(Dataset rows for apps and sites)
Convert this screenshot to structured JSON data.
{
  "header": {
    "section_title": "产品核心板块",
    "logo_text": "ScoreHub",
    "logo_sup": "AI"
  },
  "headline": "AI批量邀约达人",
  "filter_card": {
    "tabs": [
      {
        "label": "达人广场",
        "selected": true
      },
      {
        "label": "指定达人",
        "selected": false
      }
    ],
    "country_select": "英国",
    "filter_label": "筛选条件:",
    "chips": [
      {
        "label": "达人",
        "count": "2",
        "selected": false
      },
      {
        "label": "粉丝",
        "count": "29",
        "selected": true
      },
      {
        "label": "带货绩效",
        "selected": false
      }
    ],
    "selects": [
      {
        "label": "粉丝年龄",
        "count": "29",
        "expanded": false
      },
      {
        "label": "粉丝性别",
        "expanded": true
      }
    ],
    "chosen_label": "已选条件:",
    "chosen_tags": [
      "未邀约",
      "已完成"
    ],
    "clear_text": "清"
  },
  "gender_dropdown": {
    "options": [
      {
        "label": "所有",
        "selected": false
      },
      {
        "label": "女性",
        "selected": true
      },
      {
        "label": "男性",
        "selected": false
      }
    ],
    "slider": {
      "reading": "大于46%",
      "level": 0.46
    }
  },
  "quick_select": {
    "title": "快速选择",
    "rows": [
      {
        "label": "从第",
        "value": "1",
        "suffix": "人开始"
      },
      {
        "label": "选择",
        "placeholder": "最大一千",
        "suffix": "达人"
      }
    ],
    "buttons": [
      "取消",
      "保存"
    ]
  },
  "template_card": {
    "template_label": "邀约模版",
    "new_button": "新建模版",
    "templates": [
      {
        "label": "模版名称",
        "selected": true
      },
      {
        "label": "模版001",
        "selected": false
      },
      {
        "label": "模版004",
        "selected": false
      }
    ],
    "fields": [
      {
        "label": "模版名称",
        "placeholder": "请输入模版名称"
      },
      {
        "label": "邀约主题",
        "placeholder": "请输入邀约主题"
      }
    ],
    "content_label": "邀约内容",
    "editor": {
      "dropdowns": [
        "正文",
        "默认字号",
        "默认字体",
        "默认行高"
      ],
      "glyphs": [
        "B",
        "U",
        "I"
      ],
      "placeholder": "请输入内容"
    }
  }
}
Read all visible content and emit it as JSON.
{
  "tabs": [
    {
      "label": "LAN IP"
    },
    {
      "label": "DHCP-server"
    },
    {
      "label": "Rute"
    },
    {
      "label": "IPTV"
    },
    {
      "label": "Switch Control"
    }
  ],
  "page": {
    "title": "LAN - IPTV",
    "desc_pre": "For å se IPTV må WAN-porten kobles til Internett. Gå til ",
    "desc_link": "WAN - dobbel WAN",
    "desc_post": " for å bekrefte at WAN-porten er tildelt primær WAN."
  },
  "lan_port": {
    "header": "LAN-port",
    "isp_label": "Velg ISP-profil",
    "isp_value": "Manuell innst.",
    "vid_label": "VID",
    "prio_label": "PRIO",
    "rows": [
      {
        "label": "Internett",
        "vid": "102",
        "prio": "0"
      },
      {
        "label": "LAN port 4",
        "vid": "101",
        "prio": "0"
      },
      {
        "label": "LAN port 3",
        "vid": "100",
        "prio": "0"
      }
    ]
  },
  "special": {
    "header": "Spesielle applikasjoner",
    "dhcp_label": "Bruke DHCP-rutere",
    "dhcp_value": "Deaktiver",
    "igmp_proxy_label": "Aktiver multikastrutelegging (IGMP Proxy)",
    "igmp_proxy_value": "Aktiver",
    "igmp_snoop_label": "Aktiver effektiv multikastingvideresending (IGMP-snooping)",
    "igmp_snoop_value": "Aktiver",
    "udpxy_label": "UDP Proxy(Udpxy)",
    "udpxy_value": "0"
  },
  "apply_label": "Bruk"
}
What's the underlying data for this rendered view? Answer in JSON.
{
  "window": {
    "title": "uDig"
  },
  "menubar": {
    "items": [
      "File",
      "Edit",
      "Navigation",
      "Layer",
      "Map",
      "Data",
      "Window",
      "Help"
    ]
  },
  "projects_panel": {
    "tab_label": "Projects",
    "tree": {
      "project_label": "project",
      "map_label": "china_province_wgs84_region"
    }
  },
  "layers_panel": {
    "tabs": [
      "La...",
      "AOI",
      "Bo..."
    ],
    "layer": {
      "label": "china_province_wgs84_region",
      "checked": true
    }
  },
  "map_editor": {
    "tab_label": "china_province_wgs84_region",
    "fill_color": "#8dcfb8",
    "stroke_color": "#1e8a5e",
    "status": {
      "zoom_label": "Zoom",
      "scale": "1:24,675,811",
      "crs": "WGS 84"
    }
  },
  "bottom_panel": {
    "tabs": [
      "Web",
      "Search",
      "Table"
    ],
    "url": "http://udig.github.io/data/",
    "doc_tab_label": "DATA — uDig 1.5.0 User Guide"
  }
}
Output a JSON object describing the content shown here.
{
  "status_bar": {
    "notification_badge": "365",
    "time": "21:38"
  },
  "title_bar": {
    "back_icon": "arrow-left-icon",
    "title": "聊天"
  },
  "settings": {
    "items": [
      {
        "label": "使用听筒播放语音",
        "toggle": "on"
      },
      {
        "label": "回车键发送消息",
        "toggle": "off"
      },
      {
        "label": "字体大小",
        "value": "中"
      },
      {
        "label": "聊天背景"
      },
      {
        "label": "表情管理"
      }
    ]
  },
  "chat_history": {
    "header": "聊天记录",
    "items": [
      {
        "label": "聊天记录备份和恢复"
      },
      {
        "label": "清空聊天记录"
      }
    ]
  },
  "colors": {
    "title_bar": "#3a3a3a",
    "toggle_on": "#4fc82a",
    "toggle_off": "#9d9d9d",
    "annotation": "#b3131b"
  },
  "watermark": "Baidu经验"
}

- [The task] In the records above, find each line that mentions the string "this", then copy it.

- [Written response]
Convert this screenshot to structured JSON data.
What's the underlying data for this rendered view? Answer in JSON.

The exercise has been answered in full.